It took Cornelius a moment to realize what had happened. While they had been on the left flank of their formation, Paullus and his cavalry had been on the right. Something must have happened to Paullus, Cornelius thought as he wheeled his horse. Suddenly, as the Romans kept advancing into the Carthaginian lines collapsing around them, encircling them, Varro’s cavalry was itself caught between two other forces. As Hasdrubal closed in on one side, and the Numidians on the other, Cornelius looked past them towards the infantry, and what he saw seized his heart.

It had been hours of fighting, and now the trap Hannibal had laid was closing hard on the Romans. Once the cavalry was done with Varro and his horse, they’d wheel into the Roman rear, leaving the legions nowhere to go, so tightly packed now that they could barely swing their swords. Cornelius turned back to Varro, perhaps to suggest they fall back into the Carthaginian heavy infantry and perhaps relieve some of the pressure, but Varro was already galloping from the field, glancing over his shoulder, his face white as the marble of the Roman senate.

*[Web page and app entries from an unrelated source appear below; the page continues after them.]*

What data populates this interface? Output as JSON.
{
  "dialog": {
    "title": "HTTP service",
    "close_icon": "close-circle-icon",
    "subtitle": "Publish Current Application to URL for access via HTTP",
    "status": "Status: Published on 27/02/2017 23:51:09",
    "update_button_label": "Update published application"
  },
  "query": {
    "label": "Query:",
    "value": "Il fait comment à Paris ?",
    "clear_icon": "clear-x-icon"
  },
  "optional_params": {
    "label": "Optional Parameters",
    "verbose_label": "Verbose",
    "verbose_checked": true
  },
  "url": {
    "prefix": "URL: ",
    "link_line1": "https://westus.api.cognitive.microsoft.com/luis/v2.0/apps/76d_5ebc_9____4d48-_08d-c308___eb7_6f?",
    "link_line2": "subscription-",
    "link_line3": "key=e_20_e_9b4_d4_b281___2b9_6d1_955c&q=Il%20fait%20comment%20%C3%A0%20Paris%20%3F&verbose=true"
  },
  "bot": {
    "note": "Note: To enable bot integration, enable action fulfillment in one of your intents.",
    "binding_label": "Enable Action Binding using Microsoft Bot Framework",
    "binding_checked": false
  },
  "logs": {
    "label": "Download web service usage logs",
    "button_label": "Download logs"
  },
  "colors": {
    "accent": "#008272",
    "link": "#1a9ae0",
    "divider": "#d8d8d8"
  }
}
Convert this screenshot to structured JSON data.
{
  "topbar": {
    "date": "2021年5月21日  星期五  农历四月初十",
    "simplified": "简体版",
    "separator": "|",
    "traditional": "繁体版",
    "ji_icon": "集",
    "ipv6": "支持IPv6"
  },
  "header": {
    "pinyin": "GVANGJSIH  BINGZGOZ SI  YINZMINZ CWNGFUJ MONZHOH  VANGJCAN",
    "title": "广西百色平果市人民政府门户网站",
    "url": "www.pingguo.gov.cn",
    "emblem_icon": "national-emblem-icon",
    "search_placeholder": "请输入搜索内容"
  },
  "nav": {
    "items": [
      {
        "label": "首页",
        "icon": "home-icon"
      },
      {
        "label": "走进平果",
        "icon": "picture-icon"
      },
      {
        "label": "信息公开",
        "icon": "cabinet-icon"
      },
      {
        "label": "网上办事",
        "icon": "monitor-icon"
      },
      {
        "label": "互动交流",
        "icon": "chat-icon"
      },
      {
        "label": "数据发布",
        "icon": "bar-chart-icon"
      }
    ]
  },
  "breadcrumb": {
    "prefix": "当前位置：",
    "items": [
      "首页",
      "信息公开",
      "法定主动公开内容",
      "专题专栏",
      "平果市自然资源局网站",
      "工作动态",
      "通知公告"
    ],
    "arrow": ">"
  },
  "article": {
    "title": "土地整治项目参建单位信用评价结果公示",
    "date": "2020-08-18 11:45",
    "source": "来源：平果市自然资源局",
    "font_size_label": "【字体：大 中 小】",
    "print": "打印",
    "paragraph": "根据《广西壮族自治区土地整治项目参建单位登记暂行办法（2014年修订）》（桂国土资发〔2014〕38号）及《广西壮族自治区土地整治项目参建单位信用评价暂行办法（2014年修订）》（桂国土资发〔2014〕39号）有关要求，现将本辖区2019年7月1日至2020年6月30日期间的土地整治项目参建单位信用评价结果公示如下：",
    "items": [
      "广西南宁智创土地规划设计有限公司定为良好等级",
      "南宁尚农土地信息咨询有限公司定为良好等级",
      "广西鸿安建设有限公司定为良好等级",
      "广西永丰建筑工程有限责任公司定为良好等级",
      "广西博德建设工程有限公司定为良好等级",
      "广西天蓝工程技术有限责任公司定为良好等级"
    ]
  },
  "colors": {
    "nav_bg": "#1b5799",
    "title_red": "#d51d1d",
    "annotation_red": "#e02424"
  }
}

Cornelius fought his way through to make his own escape. A Numidian spear found his shoulder, but he struck back at the man wielding it and wrenched himself free, kicking his horse to break from battle. He rode towards the river, intending to follow it to safety, but stopped short at the sight of several men near their slaughtered horses, ready to accept the oncoming Carthaginians. In the center was Paullus, bleeding from a wound in his head.

“Consul,” Cornelius said, “can you ride?”

Paullus shook his head. “I ordered the dismount. I will not abandon our men to suffer and die alone.”

Hasdrubal and his horse were wheeling around as Cornelius had feared. He offered his reins to Paullus. “Please, Paullus. Flee while you can.”

The older man placed his hand on the tribune’s wrist. “Cornelius. Do not waste in useless pity the few moments left in which to escape from the hands of the enemy. Go, announce publicly to the Senate that they must fortify Rome and make its defense strong before the victorious enemy approaches. And… tell Fabius privately that I have ever remembered his precepts in life and in death. Suffer me to breathe my last among my slaughtered soldiers.”

Cornelius clenched his jaw, fighting back tears. The cry went up from the heavy horses of Carthage as they came upon their prey. Cursing, Cornelius kicked his horse hard, leaving the scene behind him with all speed. Cannae was a disaster. Varro had failed in fulfilling his oath.

He had no idea how any of them could save Rome now.

The song “Back It Up” is by Caro Emerald, and has nothing to do with Rome. The Battle of Cannae took place in 216 BCE. Learn more about the Punic Wars here.